Both Georgian and international experts have characterised the Georgian labour migration policy as particularly liberal in the recent years. On the one hand, it was driven by the wish of the Georgian government to attract foreign investment to the country by pursuing a liberal economic model; on the other hand, this policy has resulted in the lack of a fully developed regulatory and institutional framework for managing labour migration. Georgia is party to a number of international instruments regarding labour rights and labour migration, such as the Convention for the Protection of Human Rights and Fundamental Freedoms, the Convention Concerning Discrimination in Respect of Employment and Occupation, the Private Employment Agencies Convention, the European Social Charter, etc. In November 2009, 16 EU member states and Georgia signed a joint declaration on cooperation in the framework of the EU’s Partnership for Mobility (Mobility Partnership). Among other issues, the facilitation of legal employment of Georgian citizens in EU MS, including through circular migration, is discussed in the framework of the Mobility Partnership. It is a priority for the Georgian government to work towards bilateral contractual relations with a view to creating opportunities for circular migration with the EU MS. Such opportunities prevent brain drain and alleviate the ineffective use of human capital in the country. Furthermore, Georgia seeks to conclude agreements on circular migration that will promote the legal migration of Georgian citizens and, thus, will facilitate and support the protection of their human rights. Such an agreement was concluded with France in November 2013 (Agreement on Circular Migration and Residence of Professional Workers), but has not yet entered into force. Access to the Georgian labour market is steered in a liberal fashion as well. There are no regulations that limit access to the Georgian labour market; foreigners arriving in Georgia do not need work permits. Both the Migration Strategy of Georgia for 2016-2020 and its Action Plan for 2016-2017 recognise the importance of regulating labour migration in Georgia as well as the establishment or further development of the institutional framework for the implementation of the labour migration policy. Legal migration is defined as one of the main areas of the Migration Strategy. The Georgian government supports the further development of opportunities for legal emigration and immigration. Furthermore, the Georgian government is committed to establishing a legal framework to get positive effects of temporary legal labour emigration of Georgian citizens. By promoting legal employment, the government will create a basis for providing social security and protecting the human rights of labour migrants.
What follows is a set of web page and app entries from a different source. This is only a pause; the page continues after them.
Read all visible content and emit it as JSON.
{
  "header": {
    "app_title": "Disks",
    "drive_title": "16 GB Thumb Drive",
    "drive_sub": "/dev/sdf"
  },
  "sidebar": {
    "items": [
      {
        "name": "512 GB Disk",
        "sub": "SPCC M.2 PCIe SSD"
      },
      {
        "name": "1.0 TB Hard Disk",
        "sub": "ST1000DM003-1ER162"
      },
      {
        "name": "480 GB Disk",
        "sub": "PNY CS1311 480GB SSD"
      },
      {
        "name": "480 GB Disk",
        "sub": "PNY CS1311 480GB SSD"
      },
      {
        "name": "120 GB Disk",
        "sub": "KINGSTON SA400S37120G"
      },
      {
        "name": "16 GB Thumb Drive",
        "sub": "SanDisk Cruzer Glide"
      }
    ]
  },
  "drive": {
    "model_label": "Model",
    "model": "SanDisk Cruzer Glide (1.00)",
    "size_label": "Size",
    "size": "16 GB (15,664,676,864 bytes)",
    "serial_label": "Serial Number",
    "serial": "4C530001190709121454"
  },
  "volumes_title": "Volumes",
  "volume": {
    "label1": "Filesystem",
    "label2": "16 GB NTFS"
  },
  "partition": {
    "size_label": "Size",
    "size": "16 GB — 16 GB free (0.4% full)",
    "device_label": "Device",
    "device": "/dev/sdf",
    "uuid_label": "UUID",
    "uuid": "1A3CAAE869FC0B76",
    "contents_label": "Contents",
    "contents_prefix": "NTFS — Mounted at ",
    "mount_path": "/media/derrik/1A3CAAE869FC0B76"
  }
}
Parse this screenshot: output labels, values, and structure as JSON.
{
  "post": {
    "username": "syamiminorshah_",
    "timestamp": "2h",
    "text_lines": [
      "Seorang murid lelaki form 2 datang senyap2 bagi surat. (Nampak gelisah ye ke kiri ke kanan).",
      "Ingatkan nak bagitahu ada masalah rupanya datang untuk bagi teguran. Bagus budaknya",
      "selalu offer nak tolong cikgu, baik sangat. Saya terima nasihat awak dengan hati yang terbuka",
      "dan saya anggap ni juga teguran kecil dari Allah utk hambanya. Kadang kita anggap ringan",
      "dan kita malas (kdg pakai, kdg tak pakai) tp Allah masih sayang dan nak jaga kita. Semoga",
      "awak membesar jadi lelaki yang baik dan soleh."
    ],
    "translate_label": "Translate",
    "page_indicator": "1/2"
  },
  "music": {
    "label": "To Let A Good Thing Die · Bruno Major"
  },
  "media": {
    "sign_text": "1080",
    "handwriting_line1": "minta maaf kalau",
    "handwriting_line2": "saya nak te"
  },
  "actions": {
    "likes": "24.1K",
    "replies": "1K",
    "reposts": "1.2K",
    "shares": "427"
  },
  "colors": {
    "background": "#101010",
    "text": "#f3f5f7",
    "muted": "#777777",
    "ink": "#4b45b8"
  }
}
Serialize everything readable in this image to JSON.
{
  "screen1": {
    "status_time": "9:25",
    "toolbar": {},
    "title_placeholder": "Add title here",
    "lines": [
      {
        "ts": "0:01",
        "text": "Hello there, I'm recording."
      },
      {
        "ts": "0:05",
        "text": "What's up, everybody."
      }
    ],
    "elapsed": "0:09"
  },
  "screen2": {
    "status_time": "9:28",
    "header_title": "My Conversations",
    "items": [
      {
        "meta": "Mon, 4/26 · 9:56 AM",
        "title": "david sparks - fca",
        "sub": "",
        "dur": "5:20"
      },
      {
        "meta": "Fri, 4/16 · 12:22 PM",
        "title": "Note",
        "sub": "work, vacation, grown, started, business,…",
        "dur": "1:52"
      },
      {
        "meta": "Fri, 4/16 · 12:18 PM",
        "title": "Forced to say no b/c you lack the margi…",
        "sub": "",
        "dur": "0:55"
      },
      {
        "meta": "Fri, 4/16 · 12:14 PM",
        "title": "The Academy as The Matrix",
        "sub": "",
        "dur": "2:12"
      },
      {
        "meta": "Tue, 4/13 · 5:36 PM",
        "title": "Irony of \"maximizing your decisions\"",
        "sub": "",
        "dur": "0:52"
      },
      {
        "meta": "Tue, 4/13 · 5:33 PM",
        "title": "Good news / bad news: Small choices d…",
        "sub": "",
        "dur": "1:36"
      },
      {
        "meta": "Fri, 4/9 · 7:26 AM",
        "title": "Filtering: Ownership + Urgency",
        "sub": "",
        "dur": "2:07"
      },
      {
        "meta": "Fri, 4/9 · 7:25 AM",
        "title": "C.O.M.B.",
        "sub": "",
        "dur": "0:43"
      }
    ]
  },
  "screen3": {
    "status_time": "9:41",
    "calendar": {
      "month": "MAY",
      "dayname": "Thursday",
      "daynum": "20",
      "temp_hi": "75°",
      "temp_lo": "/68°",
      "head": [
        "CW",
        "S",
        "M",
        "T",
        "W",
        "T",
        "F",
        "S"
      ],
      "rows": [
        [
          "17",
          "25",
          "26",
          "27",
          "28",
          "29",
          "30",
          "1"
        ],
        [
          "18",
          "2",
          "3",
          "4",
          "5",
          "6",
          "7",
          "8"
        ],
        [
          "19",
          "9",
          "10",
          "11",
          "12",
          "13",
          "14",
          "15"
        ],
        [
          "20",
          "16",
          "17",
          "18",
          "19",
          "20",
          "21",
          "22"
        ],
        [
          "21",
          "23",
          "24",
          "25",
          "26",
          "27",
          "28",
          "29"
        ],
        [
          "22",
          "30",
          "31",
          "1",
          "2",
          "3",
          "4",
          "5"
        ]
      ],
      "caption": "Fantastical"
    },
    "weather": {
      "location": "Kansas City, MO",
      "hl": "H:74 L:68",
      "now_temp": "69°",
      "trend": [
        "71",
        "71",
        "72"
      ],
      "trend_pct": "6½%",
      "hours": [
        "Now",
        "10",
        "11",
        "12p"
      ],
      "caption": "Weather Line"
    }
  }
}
Considering the above-mentioned needs, as a first step, the Ministry of Labour, Health and Social Affairs (MoLHSA) of Georgia elaborated a draft of the Law of Georgia on labour migration and initiated a discussion on the Draft law with the relevant state agencies, international organisations and local non-governmental organisation working in this field. During the discussions it became evident that for the MoLHSA needed policy advice on best practices on regulating labour migration in the EU for the further development of the Draft Law.
ICMPD ENIGMMA Project was requested to assist MoLHSA in reviewing of the Draft Labour Migration Law and providing relevant comments on the Draft Law, defining priorities and corresponding operational mechanisms and procedures for labour migration in Georgia as well as in providing recommendations on the existing good practices on the management of the labour migration in the EU MS. Consequently, the ENIGMMA project provided a comprehensive Review of the Draft Law containing specific comments on the provisions of the Draft Law as well as general policy recommendations based on the international practice. The Review was prepared by EU and local labour migration experts with active involvement of ICMPD in-house expertise.
The Law of Georgia on Labour Migration was adopted on 1 April 2015 and came into force on 1 November 2015, followed by the Ordinance of the Government of Georgia on Approval of Employment and Paid Labour Relation Procedures between the Local Employers and the Stateless Persons without Permanent Residence Permits adopted on 7 August, 2015 which also entered into force on 1 November 2015. Furthermore, in 2015 the Department of Labour Conditions Inspection was created within the MoLHSA. The main function of the department is to monitor the labour conditions of local and foreign labour force employed in Georgia.
In 2016 the ENIGMMA project continued its support in this field through the assistance of the work of the Working Group on Aliens’ Integration established within the SCMI in 2016 and led by the MoLHSA.